  3. ^ Strabo. Geographica, 12.8.5. "Not only the Carians, who in earlier times were islanders, but also the Leleges, as they say, became mainlanders with the aid of the Cretans, who founded, among other places, Miletus, having taken Sarpedon from the Cretan Miletus as founder; and they settled the Termilae in the country which is now called Lycia; and they say that these settlers were brought from Crete by Sarpedon, a brother of Minos and Rhadamanthus, and that he gave the name Termilae to the people who were formerly called Milyae, as Herodotus says, and were in still earlier times called Solymi, but that when Lycus the son of Pandion went over there he named the people Lycians after himself. Now this account represents the Solymi and the Lycians as the same people, but the poet makes a distinction between them."
  4. ^ Cook, p. 54. "The remainder of this survey is of necessity sketchy and selective. In LYCIA P. Demargne and H. Metzger have carried out an extensive exploration of the site of XANTHUS in the years 1950-1959. They have devoted special attention to the so-called Lycian acropolis which rises sheer above the river; this seems to have been the citadel of Xanthus in early times, with monumental tombs of its occupants on the shelf to the north.
  5. ^ Cook, p. 55. "Professor Metzger now kindly informs me that Geometric pottery has been found at the citadel, thus dating the occupation back to the eighth century (and so to the time of Homer). This is the earliest stratum encountered at Xanthus—despite the recent researches in the field—in Lycia as a whole. The problem of Lycian origins is a baffling one. The country may have been uninhabited in prehistoric times; but it is strange if the Lycians did not descend into south-west Asia Minor until the eighth century. It may be that nomadic settlement, leaving virtually no trace behind, is in part the explanation here."

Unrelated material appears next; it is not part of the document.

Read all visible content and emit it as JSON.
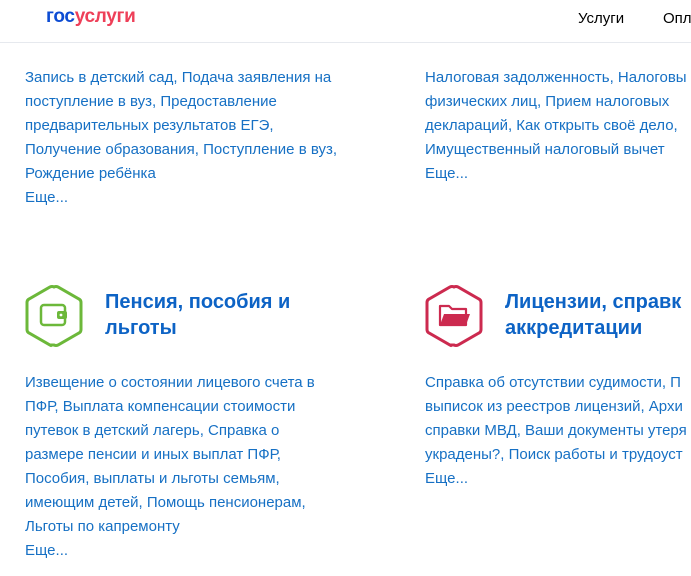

Sources[edit]

  • Cook, J.M. "Greek Archaeology in Western Asia Minor". Archaeological Reports, No. 6 (1959 - 1960), pp. 27-57.